Your coat is whisked away and you are offered a selection of comfy chairs and small sofas grouped around low tables. Furniture from the 20'ies and 30'ies in pale pastel blues and greens.

We chose seats at the bar and got the best experience of the evening. From the moment we arrived until we left bartender Knut Randhem gave us pretty much his undivided attention. I'm sure his ears were ringing when we left from all our questions and our chatter.

But that is what Ourselves Alone expect - there is no cocktail card, so every order is a result of a conversation and discussion with the bartender.

Except for the very first tiny coctail you are served with you first glass of water, as you settle in, take in the atmosphere of the bar and let it's quiet well balanced style wash over you.

We both started with gin classics re-engineered with bourbon. A Last Word and a 20th. Century. Especially Knuts version of the latter was spectacular: Bourbon, Amer Picon and brown Creme de Cacao. So good that he has named it Middle of the 20th. Century.

Then we had a couple of cocktails with egg white: A Clover Club and a Bourbon Sour. My Clocer Club was the palest of delicate pink - since they don't smash or cook the raspberries for the juice but gently break the fresh berrys and let the liquid drain.

Our night ended with a couple of Ramos Gin Fizzes - not that morning light was breaking but just because it's sort of tradition with us.

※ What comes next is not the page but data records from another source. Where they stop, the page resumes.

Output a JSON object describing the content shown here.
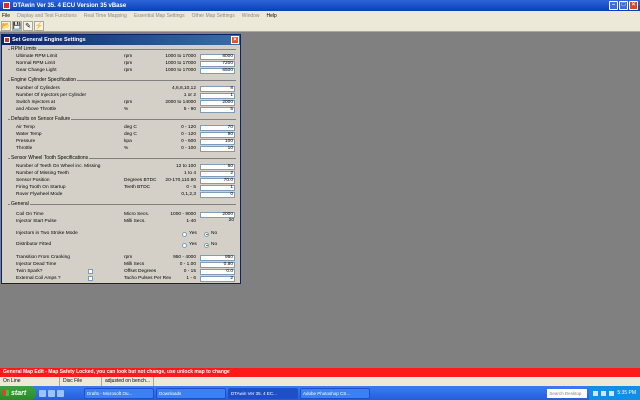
{
  "app": {
    "title": "DTAwin Ver  35. 4 ECU Version  35 vBase",
    "menu": [
      "File",
      "Display and Test Functions",
      "Real Time Mapping",
      "Essential Map Settings",
      "Other Map Settings",
      "Window",
      "Help"
    ],
    "menu_active": [
      true,
      false,
      false,
      false,
      false,
      false,
      true
    ]
  },
  "dialog": {
    "title": "Set General Engine Settings",
    "groups": {
      "rpm": {
        "title": "RPM Limits",
        "rows": [
          {
            "label": "Ultimate RPM Limit",
            "unit": "rpm",
            "range": "1000 to  17000",
            "value": "8000"
          },
          {
            "label": "Normal RPM Limit",
            "unit": "rpm",
            "range": "1000 to  17000",
            "value": "7200"
          },
          {
            "label": "Gear Change Light",
            "unit": "rpm",
            "range": "1000 to  17000",
            "value": "6500"
          }
        ]
      },
      "cyl": {
        "title": "Engine Cylinder Specification",
        "rows": [
          {
            "label": "Number of Cylinders",
            "unit": "",
            "range": "4,6,8,10,12",
            "value": "8"
          },
          {
            "label": "Number Of Injectors per Cylinder",
            "unit": "",
            "range": "1 or 2",
            "value": "1"
          },
          {
            "label": "Switch Injectors at",
            "unit": "rpm",
            "range": "2000 to 14000",
            "value": "2000"
          },
          {
            "label": "and Above Throttle",
            "unit": "%",
            "range": "5 - 90",
            "value": "5"
          }
        ]
      },
      "def": {
        "title": "Defaults on Sensor Failure",
        "rows": [
          {
            "label": "Air Temp",
            "unit": "deg C",
            "range": "0 - 120",
            "value": "70"
          },
          {
            "label": "Water Temp",
            "unit": "deg C",
            "range": "0 - 120",
            "value": "90"
          },
          {
            "label": "Pressure",
            "unit": "kpa",
            "range": "0 - 600",
            "value": "100"
          },
          {
            "label": "Throttle",
            "unit": "%",
            "range": "0 - 100",
            "value": "10"
          }
        ]
      },
      "wheel": {
        "title": "Sensor Wheel Tooth Specifications",
        "rows": [
          {
            "label": "Number of Teeth On Wheel inc. Missing",
            "unit": "",
            "range": "12 to 100",
            "value": "60"
          },
          {
            "label": "Number of Missing Teeth",
            "unit": "",
            "range": "1 to 4",
            "value": "2"
          },
          {
            "label": "Sensor Position",
            "unit": "Degrees BTDC",
            "range": "20-170,110.80",
            "value": "70.0"
          },
          {
            "label": "Firing Tooth On Startup",
            "unit": "Teeth BTDC",
            "range": "0 - 5",
            "value": "1"
          },
          {
            "label": "Rover Flywheel Mode",
            "unit": "",
            "range": "0,1,2,3",
            "value": "0"
          }
        ]
      },
      "general": {
        "title": "General",
        "coil": {
          "label": "Coil On Time",
          "unit": "Micro Secs.",
          "range": "1000 - 9000",
          "value": "2000"
        },
        "start": {
          "label": "Injector Start Pulse",
          "unit": "Milli Secs.",
          "range": "1-40",
          "value": "20"
        },
        "two_stroke": {
          "label": "Injectors in Two Stroke Mode",
          "yes": "Yes",
          "no": "No"
        },
        "distributor": {
          "label": "Distributor Fitted",
          "yes": "Yes",
          "no": "No"
        },
        "cranking": {
          "label": "Transition From Cranking",
          "unit": "rpm",
          "range": "950 - 4000",
          "value": "950"
        },
        "dead": {
          "label": "Injector Dead Time",
          "unit": "Milli Secs",
          "range": "0 - 1.00",
          "value": "0.80"
        },
        "twin": {
          "label": "Twin Spark?",
          "unit": "Offset Degrees",
          "range": "0 - 15",
          "value": "0.0"
        },
        "ext": {
          "label": "External Coil Amps ?",
          "unit": "Tacho Pulses Per Rev",
          "range": "1 - 6",
          "value": "2"
        }
      }
    }
  },
  "warning": "General Map Edit - Map Safety Locked, you can look but not change, use unlock map to change",
  "status": [
    "On Line",
    "Disc File Current",
    "adjusted on bench..."
  ],
  "taskbar": {
    "start": "start",
    "tasks": [
      "Drafts - Microsoft Ou...",
      "Downloads",
      "DTAwin Ver  35. 4 EC...",
      "Adobe Photoshop CS..."
    ],
    "search": "Search Desktop",
    "clock": "5:35 PM"
  }
}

Ourselves Alone is a place were everybody should end their evening, even if it starts out with a mediocre meal at a mediocre restaurant. Ourselves Alone will make all mal-contentment vanish and give your evening an peaceful ending. It's a bar on one hand deeply masculine and on the other hand equally feminine. Actually it's the kind of place you should keep your little secret for fear it ever changes. 

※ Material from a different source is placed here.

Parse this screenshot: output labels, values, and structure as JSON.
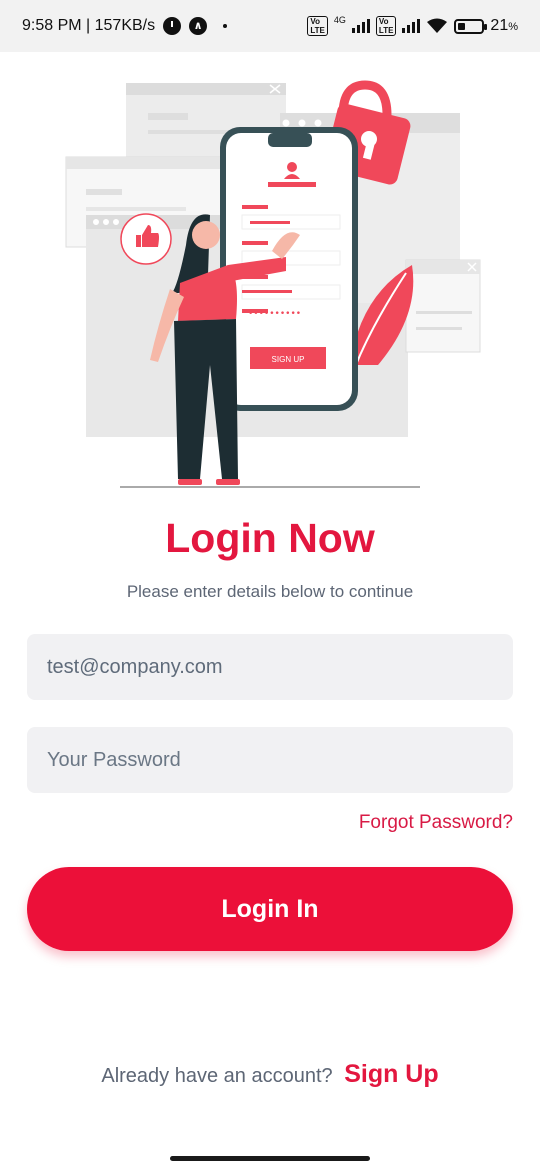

November 9, 2012

Cherry gin

Cherries, cherries everywhere I look. Cherries and gin that is.

Given that I just bought myself a lovely bottle of Old English Gin on my way home from work, I thought I would try my hand on a concoction of my own making:

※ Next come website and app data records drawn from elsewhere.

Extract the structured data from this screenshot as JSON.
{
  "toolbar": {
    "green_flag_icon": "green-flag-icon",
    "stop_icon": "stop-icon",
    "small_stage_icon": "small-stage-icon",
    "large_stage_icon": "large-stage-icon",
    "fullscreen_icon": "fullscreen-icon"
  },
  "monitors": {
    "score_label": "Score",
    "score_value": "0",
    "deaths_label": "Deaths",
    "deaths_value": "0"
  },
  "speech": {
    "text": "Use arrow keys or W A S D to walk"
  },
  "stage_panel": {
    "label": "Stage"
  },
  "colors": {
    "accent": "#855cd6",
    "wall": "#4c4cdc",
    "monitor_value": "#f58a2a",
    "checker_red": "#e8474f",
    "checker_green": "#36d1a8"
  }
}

  • 6 cl gin 
  • 1.5 cl cherry wine - I used Frederiksdal Nielstrupmark 2009
  • 0.75 cl Amaretto
  • 0.75 cl Maraschino liquor
  • 5 Maraschino cherries
Muddle cherries with Amaretto, cherry wine and Maraschino liquor in the bottom of a low ball glass. Then add ice and the gin and stir to make the cocktail cold.

My drink almost had too much dilution because I realized too late, that opening a bottle of Old English Gin involves cutting a think seal of the bottle and using a cork screw. But what a lovely gin it is - and this cocktail is a wonderful fall taste of summer.

Seltzers or tonic could easily be added for a highball.


November 3, 2012

New Fashioned

At the very start of my cocktail eksplorations I made an Old Fashioned. Somehow I was smart enough to know, that this the most iconic of all cocktails does not lend it self to much fiddling around.

Now I'm much dumber and decided to do just that after watching this video that convinced me that I had to try fat washing.

So to try my new skill and in honor of the up coming presidential elections in America here is the New Fashioned:
  • 6 cl bacon infused bourbon (I fried six slices of bacon and mixed the rendered fat with 10 cl bourbon. After 6 hours in my freezer it was easy to take out the hardened fat)
  • 1 cola sugar lump (I evaporated 1 cl of Coca Cola in a wide container for 12 hours in a 50C hot oven. Then I pounded the dried residue into sugar and pressed it into shape in a clean screw cap)
  • 4 dashed cherry bitters
  • 2 Coca Cola icecubes (you can figure it out)
  • 1 Maraschino cherry
Put the cola sugar lump in the bottom of an old fashioned glass, add the bitter and muddle. Then add the bourbon and ice and garnish with the cherry.

Cheers and may the best man win.